EXERCISE DATA
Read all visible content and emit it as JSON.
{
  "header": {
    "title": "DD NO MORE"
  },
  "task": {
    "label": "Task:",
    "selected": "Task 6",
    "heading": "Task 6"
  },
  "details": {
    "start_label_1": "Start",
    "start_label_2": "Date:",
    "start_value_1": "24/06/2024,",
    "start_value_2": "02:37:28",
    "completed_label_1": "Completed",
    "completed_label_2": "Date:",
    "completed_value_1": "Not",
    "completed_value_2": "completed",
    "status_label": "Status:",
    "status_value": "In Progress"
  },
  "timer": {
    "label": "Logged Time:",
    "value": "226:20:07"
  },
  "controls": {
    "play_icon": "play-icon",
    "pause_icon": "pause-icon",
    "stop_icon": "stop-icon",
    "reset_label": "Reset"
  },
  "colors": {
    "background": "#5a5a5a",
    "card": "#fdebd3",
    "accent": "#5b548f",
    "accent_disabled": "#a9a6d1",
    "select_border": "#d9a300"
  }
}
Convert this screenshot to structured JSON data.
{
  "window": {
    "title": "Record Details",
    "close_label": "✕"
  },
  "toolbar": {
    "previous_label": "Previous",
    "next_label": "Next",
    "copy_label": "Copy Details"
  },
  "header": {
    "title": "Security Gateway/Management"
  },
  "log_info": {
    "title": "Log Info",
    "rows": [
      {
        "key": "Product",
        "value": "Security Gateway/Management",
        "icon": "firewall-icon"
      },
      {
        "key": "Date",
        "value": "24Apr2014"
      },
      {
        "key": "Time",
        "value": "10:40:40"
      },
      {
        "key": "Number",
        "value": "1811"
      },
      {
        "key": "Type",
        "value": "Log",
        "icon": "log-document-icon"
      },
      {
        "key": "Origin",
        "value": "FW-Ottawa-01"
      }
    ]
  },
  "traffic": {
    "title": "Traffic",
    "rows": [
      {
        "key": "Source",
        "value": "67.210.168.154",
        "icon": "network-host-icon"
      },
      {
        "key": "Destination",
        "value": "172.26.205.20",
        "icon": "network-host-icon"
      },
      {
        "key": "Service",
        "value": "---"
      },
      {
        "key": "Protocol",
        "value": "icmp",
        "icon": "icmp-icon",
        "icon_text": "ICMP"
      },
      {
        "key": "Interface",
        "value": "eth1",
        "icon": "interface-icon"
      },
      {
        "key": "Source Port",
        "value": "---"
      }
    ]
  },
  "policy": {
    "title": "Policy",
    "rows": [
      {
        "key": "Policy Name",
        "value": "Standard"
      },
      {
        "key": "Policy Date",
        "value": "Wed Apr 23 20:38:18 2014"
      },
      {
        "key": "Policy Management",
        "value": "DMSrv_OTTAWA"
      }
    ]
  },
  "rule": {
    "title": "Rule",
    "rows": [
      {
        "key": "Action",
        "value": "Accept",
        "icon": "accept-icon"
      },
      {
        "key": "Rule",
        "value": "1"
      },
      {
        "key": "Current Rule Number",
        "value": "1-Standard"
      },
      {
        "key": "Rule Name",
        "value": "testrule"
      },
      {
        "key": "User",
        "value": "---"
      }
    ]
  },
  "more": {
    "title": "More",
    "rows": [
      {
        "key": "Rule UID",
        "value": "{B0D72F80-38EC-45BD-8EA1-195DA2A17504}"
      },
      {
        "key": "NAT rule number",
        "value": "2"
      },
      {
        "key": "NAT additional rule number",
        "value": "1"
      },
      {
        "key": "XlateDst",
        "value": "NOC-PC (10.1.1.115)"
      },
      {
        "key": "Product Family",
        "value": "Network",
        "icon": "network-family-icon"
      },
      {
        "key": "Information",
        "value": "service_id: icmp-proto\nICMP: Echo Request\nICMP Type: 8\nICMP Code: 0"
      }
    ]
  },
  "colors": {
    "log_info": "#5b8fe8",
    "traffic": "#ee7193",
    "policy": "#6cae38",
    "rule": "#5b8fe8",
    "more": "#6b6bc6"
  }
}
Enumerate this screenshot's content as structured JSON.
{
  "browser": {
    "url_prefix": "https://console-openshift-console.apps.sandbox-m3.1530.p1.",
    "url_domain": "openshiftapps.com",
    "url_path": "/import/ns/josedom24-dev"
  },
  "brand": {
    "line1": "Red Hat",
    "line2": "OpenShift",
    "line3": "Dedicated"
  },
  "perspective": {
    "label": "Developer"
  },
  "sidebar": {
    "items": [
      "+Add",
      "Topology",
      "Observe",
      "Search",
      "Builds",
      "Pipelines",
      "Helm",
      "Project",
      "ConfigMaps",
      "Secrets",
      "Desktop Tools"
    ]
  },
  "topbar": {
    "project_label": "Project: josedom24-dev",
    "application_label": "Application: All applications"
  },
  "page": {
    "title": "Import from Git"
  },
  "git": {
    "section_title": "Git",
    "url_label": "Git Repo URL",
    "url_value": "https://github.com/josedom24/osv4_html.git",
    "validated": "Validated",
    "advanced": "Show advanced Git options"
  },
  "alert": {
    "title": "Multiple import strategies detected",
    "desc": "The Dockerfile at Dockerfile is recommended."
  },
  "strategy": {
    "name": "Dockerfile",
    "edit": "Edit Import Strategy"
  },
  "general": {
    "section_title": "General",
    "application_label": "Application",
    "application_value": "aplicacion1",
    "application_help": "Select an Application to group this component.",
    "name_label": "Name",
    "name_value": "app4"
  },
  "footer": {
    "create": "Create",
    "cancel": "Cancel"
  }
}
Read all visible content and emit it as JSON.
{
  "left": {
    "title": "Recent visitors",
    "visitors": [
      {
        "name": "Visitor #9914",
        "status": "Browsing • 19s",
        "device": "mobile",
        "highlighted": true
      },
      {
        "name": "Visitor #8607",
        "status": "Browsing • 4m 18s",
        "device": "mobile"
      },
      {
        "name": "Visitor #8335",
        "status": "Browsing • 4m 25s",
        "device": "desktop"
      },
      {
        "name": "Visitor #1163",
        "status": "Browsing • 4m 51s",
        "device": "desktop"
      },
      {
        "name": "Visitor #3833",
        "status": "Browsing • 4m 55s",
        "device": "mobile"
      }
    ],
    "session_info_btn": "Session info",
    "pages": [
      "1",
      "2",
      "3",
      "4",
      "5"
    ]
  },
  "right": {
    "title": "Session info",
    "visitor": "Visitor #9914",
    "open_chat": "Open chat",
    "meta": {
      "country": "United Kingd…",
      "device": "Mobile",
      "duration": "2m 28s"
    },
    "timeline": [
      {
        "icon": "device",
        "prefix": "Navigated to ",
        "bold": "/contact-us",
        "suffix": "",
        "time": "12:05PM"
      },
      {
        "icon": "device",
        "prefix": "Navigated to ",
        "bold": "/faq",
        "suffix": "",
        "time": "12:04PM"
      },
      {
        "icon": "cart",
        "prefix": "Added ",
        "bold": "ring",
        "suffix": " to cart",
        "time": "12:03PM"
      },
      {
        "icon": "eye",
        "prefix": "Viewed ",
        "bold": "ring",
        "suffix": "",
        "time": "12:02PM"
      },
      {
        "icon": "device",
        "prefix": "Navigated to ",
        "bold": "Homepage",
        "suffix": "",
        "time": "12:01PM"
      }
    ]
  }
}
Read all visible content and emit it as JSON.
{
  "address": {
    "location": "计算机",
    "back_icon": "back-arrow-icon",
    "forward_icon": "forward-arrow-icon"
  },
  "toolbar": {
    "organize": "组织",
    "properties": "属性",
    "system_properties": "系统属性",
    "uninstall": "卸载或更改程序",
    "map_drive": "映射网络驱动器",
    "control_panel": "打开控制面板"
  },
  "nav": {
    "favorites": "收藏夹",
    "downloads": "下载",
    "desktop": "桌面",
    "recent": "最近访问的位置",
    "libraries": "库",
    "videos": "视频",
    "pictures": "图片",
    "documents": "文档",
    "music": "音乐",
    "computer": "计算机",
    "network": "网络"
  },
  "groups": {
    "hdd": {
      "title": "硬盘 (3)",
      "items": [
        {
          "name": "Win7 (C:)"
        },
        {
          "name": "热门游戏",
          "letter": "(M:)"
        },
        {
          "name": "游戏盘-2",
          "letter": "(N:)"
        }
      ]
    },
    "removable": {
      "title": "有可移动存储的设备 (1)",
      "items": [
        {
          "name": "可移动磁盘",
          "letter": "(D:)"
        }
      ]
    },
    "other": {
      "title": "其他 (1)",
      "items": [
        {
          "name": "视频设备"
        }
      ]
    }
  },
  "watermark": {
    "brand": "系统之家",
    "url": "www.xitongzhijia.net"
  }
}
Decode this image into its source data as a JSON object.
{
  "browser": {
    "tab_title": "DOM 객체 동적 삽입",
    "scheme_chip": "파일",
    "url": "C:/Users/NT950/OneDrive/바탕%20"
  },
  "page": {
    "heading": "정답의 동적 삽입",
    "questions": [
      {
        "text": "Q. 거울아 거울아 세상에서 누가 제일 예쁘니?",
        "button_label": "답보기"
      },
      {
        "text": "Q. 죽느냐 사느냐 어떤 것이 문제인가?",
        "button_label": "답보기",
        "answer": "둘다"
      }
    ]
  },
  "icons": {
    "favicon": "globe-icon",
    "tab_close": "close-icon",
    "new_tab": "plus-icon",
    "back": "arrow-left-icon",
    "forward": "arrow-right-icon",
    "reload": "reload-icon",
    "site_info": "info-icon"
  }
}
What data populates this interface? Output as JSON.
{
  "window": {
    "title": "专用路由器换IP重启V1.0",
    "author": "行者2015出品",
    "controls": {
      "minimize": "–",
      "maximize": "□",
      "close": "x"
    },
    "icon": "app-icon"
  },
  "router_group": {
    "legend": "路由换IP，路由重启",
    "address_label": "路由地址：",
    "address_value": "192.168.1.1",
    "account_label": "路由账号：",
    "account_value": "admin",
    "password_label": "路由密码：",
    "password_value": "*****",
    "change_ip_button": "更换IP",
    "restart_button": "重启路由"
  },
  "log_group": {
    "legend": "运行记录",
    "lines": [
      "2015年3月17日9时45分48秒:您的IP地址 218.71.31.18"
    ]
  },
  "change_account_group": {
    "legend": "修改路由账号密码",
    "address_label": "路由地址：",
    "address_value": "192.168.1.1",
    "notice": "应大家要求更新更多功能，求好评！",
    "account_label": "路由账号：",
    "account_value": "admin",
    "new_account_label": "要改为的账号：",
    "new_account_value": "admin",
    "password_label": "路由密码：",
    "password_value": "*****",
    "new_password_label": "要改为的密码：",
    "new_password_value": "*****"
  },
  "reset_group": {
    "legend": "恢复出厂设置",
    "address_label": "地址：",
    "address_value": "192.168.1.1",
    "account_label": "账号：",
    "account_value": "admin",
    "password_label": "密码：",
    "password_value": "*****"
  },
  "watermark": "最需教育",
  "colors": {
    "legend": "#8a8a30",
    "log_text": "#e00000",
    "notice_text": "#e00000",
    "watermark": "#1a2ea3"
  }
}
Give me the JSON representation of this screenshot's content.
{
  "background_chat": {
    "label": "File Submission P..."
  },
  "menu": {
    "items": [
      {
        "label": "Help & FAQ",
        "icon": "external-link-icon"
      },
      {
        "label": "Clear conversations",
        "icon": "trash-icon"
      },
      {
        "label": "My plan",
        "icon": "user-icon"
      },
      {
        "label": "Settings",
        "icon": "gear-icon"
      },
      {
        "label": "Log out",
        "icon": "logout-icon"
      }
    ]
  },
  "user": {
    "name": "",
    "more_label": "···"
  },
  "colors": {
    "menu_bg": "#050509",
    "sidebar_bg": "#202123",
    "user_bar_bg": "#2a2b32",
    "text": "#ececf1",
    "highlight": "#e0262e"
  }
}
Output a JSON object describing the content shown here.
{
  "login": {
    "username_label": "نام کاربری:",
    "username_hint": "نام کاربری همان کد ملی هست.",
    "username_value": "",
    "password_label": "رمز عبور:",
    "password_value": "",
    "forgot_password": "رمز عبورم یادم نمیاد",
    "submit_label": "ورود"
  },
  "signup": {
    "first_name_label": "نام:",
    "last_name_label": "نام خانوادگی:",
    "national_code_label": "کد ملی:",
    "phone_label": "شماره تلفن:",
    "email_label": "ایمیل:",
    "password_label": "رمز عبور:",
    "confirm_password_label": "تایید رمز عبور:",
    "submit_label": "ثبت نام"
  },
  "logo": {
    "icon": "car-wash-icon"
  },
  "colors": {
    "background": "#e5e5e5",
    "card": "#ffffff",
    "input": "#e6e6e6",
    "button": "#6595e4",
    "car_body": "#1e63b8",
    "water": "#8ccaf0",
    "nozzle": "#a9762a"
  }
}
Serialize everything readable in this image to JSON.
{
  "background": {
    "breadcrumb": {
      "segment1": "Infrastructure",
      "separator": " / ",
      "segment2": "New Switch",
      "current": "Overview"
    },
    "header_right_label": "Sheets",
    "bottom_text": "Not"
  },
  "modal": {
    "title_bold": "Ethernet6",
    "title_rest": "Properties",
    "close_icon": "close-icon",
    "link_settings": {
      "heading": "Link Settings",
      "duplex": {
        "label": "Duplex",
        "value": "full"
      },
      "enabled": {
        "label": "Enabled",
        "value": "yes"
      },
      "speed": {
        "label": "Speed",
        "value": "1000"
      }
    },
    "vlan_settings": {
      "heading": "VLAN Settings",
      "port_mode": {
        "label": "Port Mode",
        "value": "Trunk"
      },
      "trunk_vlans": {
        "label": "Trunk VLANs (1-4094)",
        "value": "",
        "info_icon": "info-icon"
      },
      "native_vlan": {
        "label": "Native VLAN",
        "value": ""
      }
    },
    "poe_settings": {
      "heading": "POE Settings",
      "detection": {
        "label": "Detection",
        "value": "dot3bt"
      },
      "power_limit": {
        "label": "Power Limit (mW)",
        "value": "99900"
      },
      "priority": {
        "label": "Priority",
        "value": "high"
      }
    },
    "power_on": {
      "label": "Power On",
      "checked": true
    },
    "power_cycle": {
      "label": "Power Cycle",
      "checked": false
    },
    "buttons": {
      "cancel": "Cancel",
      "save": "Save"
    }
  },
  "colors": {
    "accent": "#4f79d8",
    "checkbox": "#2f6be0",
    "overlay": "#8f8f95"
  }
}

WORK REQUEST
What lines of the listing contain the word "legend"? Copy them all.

RESPONSE TO THE EXERCISE
    "legend": "路由换IP，路由重启",
    "legend": "运行记录",
    "legend": "修改路由账号密码",
    "legend": "恢复出厂设置",
    "legend": "#8a8a30",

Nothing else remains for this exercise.